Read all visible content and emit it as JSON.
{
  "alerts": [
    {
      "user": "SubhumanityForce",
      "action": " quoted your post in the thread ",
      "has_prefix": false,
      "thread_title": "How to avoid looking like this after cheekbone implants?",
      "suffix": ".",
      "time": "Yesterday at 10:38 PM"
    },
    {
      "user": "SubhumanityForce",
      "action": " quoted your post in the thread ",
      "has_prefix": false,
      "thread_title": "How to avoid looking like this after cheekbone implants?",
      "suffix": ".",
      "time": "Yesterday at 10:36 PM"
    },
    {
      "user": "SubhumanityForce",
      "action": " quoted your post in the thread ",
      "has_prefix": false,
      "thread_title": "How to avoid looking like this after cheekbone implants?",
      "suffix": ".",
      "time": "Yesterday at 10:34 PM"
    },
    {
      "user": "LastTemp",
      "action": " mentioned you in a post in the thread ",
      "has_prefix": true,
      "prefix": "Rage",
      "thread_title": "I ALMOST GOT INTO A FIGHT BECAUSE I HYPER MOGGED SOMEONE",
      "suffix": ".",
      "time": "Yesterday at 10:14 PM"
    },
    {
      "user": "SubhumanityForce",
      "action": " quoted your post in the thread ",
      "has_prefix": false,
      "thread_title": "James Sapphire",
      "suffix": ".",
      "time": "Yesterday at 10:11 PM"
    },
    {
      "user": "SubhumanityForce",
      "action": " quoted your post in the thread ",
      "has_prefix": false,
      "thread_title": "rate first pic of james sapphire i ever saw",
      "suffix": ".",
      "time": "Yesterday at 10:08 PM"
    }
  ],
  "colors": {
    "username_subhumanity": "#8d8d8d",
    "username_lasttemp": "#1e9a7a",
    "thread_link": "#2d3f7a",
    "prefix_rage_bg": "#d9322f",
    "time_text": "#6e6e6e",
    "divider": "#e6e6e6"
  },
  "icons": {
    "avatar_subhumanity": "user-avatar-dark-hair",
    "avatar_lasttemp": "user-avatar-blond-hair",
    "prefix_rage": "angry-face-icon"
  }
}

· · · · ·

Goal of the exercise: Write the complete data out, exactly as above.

Solved problem:
Read all visible content and emit it as JSON.
{
  "alerts": [
    {
      "user": "SubhumanityForce",
      "action": " quoted your post in the thread ",
      "has_prefix": false,
      "thread_title": "How to avoid looking like this after cheekbone implants?",
      "suffix": ".",
      "time": "Yesterday at 10:38 PM"
    },
    {
      "user": "SubhumanityForce",
      "action": " quoted your post in the thread ",
      "has_prefix": false,
      "thread_title": "How to avoid looking like this after cheekbone implants?",
      "suffix": ".",
      "time": "Yesterday at 10:36 PM"
    },
    {
      "user": "SubhumanityForce",
      "action": " quoted your post in the thread ",
      "has_prefix": false,
      "thread_title": "How to avoid looking like this after cheekbone implants?",
      "suffix": ".",
      "time": "Yesterday at 10:34 PM"
    },
    {
      "user": "LastTemp",
      "action": " mentioned you in a post in the thread ",
      "has_prefix": true,
      "prefix": "Rage",
      "thread_title": "I ALMOST GOT INTO A FIGHT BECAUSE I HYPER MOGGED SOMEONE",
      "suffix": ".",
      "time": "Yesterday at 10:14 PM"
    },
    {
      "user": "SubhumanityForce",
      "action": " quoted your post in the thread ",
      "has_prefix": false,
      "thread_title": "James Sapphire",
      "suffix": ".",
      "time": "Yesterday at 10:11 PM"
    },
    {
      "user": "SubhumanityForce",
      "action": " quoted your post in the thread ",
      "has_prefix": false,
      "thread_title": "rate first pic of james sapphire i ever saw",
      "suffix": ".",
      "time": "Yesterday at 10:08 PM"
    }
  ],
  "colors": {
    "username_subhumanity": "#8d8d8d",
    "username_lasttemp": "#1e9a7a",
    "thread_link": "#2d3f7a",
    "prefix_rage_bg": "#d9322f",
    "time_text": "#6e6e6e",
    "divider": "#e6e6e6"
  },
  "icons": {
    "avatar_subhumanity": "user-avatar-dark-hair",
    "avatar_lasttemp": "user-avatar-blond-hair",
    "prefix_rage": "angry-face-icon"
  }
}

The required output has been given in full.